Davina was reviewing her lending and asked a mortgage broker to refinance three loans for three properties she owned with a new bank. Davina told the broker that she wanted the finance to be:
- interest only
- fixed for two or three years
- at a competitive interest rate
- with each loan to be secured against an individual property and
- additional finance to be available for when she purchased another property later in the year.
The broker found a new bank for Davina and sent the loan instructions to the bank.
The bank sent the loan agreement to Davina’s lawyer and Davina signed the loan agreement at her lawyer’s office.. All went well until three years later, when the fixed interest rate period ended. Davina discovered:
- she had been paying principal and interest
- the one loan was secured against all her properties
- there was no additional finance available.
Davina complained that the broker had failed to follow her instructions, and as a consequence:
- the higher principal and interest loan repayments she had been paying had placed her under financial pressure
- she was unable to sell one property without affecting the lending against all the other properties
- she had the additional inconvenience of arranging finance again when purchasing another property.
Davina complained to FSCL.
The broker’s view
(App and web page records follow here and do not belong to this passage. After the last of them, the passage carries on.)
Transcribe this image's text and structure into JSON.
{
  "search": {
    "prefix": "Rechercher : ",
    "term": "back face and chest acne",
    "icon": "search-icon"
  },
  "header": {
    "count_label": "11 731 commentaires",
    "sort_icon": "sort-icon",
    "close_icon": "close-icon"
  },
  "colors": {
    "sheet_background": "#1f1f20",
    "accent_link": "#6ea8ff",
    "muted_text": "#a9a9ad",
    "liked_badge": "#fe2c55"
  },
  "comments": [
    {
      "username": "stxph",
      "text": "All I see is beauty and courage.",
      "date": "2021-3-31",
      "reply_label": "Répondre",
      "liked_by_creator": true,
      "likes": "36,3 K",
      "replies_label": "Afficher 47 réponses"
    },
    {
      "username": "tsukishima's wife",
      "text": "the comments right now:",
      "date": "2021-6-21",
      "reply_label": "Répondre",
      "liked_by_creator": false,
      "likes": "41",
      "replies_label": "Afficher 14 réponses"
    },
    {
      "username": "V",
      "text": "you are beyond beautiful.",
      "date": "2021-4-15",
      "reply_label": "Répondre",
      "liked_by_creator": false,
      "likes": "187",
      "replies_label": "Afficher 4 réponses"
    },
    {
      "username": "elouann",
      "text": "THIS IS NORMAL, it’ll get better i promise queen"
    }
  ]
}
The broker said she followed Davina’s instructions, and considered it was the bank that had failed to structure the loan as it had agreed to do. The broker referred to her emails to and from the bank confirming that the bank had agreed to an interest only structure. Unfortunately, the broker was unable to provide us with emails to show that the bank also agreed to Davina’s other requirements, but said she had passed these instructions on to the bank.
The broker explained that she could not have known about the bank’s mistake because the loan documentation was sent directly from the bank to Davina’s lawyer. In the broker’s opinion it was for Davina’s lawyer to explain the loan agreement to Davina and, if the loan documentation differed from Davina’s expectations, Davina should have raised her concerns before signing the loan agreement.
Unfortunately, the only record we had of the transaction was the broker’s emails to and from the bank and Davina. The broker had not kept any diary notes and nor had she completed a loan structure form sent by the bank with its letter of offer. The broker explained that although a specific loan structure form is now part of the lending application process, at the time she arranged Davina’s finance it was more usual to negotiate the terms over the telephone and by email.
Bank failed to structure as interest only
From the information available we were satisfied that the bank had agreed to an interest only structure, but had failed to structure the loan agreement correctly. It was not possible to establish whether or not the broker told the bank about Davina’s other requirements.
Other errors more difficult to identify
Whether the loan should have been structured as three loans or one loan was more complex. We had insufficient evidence to determine who was responsible for this misunderstanding. However, the bank’s original letter of offer included a requirement that the loan be secured by interlocking guarantees from Davina. Even if the lending had been structured as three separate loans secured against the three properties, the interlocking guarantees would always complicate the sale of one property.
Who is responsible?
As we are unable to consider a complaint about a bank, we focused our attention on the other people involved:
- the broker
- Davina and
- Davina’s lawyer.
In our view, the broker’s responsibility for the error was minor. The broker did not have the opportunity to check the documentation before signing, so could not have known about the bank’s error. Arguably the broker could have completed a loan structure form, but we considered this to be a relatively minor error.
The broker’s instruction to the bank that the loan be interest only was clear, and even if the lending had been structured as three separate loans, interlocking guarantees would always have tied the three properties together.
Davina and Davina’s lawyer?
We found that Davina and her lawyer had to share the greatest degree of responsibility. Davina’s lawyer ought to have gone through the loan agreement with Davina to make sure the loan correctly reflected her instructions before signing the loan agreement. In the context of this discussion, it should have been apparent to Davina that the loan did not reflect her intentions.
We also considered that Davina should have noticed that she was paying more in loan payments than she had expected and found the error before three years had passed.
We did not uphold Davina’s complaint about the broker. We suggested that she may wish to pursue a complaint about the bank with the Banking Ombudsman and the lawyer with the Lawyers’ Complaints Service
Even if a borrower believes they have clearly communicated instructions it is very important to check the loan agreement is in accordance with those instructions. Before the loan agreement is signed it is relatively simple to correct a mistake. But once the loan agreement has been signed, and a significant period of time has passed, it can be very difficult to reverse a misunderstanding.
We remind all financial advisers to keep careful records. Fortunately, the broker’s email records assisted us in our findings on this complaint, but if the broker had been able to show Davina her clear instruction to the bank, Davina may focused her complaint entirely on the bank, avoiding a complaint about the broker to FSCL.